Exercise — Work out how many lines in the entries below include the word "created", and give only that figure.

(Records drawn from a dataset)
+ + + + + + +

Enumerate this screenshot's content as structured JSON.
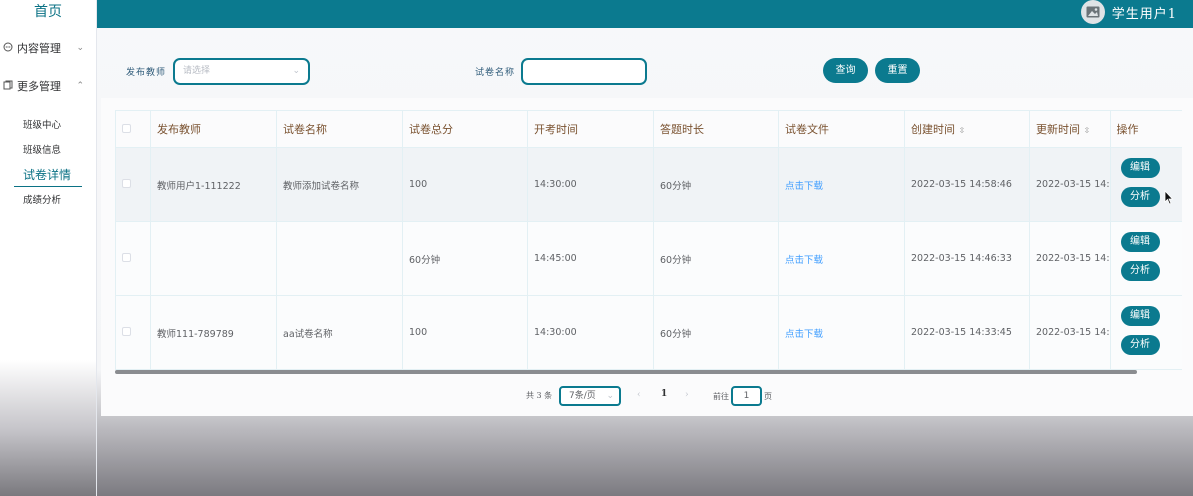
{
  "sidebar": {
    "home": "首页",
    "groups": [
      {
        "label": "内容管理",
        "icon": "chat-icon",
        "arrow": "⌄"
      },
      {
        "label": "更多管理",
        "icon": "copy-icon",
        "arrow": "⌃"
      }
    ],
    "items": [
      "班级中心",
      "班级信息",
      "试卷详情",
      "成绩分析"
    ],
    "active_item": "试卷详情"
  },
  "header": {
    "username": "学生用户1"
  },
  "search": {
    "teacher_label": "发布教师",
    "teacher_placeholder": "请选择",
    "paper_label": "试卷名称",
    "paper_value": "",
    "query_label": "查询",
    "reset_label": "重置"
  },
  "table": {
    "columns": [
      "发布教师",
      "试卷名称",
      "试卷总分",
      "开考时间",
      "答题时长",
      "试卷文件",
      "创建时间",
      "更新时间",
      "操作"
    ],
    "rows": [
      {
        "teacher": "教师用户1-111222",
        "paper": "教师添加试卷名称",
        "score": "100",
        "start": "14:30:00",
        "duration": "60分钟",
        "file": "点击下载",
        "created": "2022-03-15 14:58:46",
        "updated": "2022-03-15 14:"
      },
      {
        "teacher": "",
        "paper": "",
        "score": "60分钟",
        "start": "14:45:00",
        "duration": "60分钟",
        "file": "点击下载",
        "created": "2022-03-15 14:46:33",
        "updated": "2022-03-15 14:"
      },
      {
        "teacher": "教师111-789789",
        "paper": "aa试卷名称",
        "score": "100",
        "start": "14:30:00",
        "duration": "60分钟",
        "file": "点击下载",
        "created": "2022-03-15 14:33:45",
        "updated": "2022-03-15 14:"
      }
    ],
    "edit_label": "编辑",
    "analyze_label": "分析",
    "sort_icon": "⇳"
  },
  "pagination": {
    "total": "共 3 条",
    "page_size": "7条/页",
    "current_page": "1",
    "goto_prefix": "前往",
    "goto_value": "1",
    "goto_suffix": "页"
  }
}
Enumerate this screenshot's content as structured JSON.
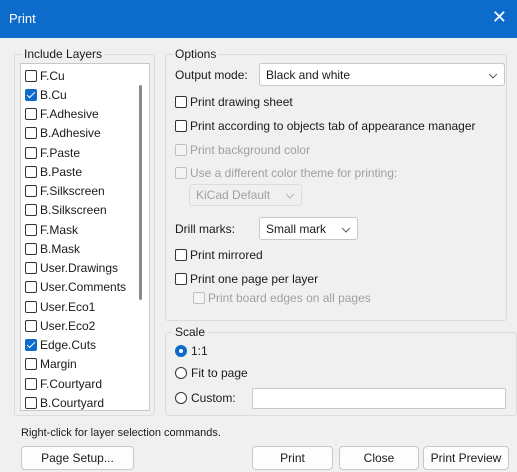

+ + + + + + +

Exercise solution — 3